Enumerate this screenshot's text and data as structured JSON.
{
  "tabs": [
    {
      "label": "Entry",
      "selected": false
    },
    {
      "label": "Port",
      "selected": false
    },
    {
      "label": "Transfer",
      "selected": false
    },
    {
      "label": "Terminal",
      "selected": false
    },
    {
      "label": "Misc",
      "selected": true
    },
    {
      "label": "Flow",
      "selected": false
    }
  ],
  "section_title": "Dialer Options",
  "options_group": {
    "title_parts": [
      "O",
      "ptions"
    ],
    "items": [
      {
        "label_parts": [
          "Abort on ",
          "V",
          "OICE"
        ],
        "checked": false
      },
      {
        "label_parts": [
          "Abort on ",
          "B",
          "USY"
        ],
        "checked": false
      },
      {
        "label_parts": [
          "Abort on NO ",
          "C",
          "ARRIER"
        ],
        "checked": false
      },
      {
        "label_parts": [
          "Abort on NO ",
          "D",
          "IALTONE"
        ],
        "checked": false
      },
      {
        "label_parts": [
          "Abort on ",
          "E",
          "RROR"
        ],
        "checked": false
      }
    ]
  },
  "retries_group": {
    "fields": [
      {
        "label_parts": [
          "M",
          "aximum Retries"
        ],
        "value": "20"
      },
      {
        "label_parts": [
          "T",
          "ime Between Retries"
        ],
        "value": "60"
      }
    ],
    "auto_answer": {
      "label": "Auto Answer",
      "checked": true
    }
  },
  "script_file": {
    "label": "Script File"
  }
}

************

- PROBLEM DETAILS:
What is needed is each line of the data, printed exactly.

- YOUR RESPONSE:
Enumerate this screenshot's text and data as structured JSON.
{
  "tabs": [
    {
      "label": "Entry",
      "selected": false
    },
    {
      "label": "Port",
      "selected": false
    },
    {
      "label": "Transfer",
      "selected": false
    },
    {
      "label": "Terminal",
      "selected": false
    },
    {
      "label": "Misc",
      "selected": true
    },
    {
      "label": "Flow",
      "selected": false
    }
  ],
  "section_title": "Dialer Options",
  "options_group": {
    "title_parts": [
      "O",
      "ptions"
    ],
    "items": [
      {
        "label_parts": [
          "Abort on ",
          "V",
          "OICE"
        ],
        "checked": false
      },
      {
        "label_parts": [
          "Abort on ",
          "B",
          "USY"
        ],
        "checked": false
      },
      {
        "label_parts": [
          "Abort on NO ",
          "C",
          "ARRIER"
        ],
        "checked": false
      },
      {
        "label_parts": [
          "Abort on NO ",
          "D",
          "IALTONE"
        ],
        "checked": false
      },
      {
        "label_parts": [
          "Abort on ",
          "E",
          "RROR"
        ],
        "checked": false
      }
    ]
  },
  "retries_group": {
    "fields": [
      {
        "label_parts": [
          "M",
          "aximum Retries"
        ],
        "value": "20"
      },
      {
        "label_parts": [
          "T",
          "ime Between Retries"
        ],
        "value": "60"
      }
    ],
    "auto_answer": {
      "label": "Auto Answer",
      "checked": true
    }
  },
  "script_file": {
    "label": "Script File"
  }
}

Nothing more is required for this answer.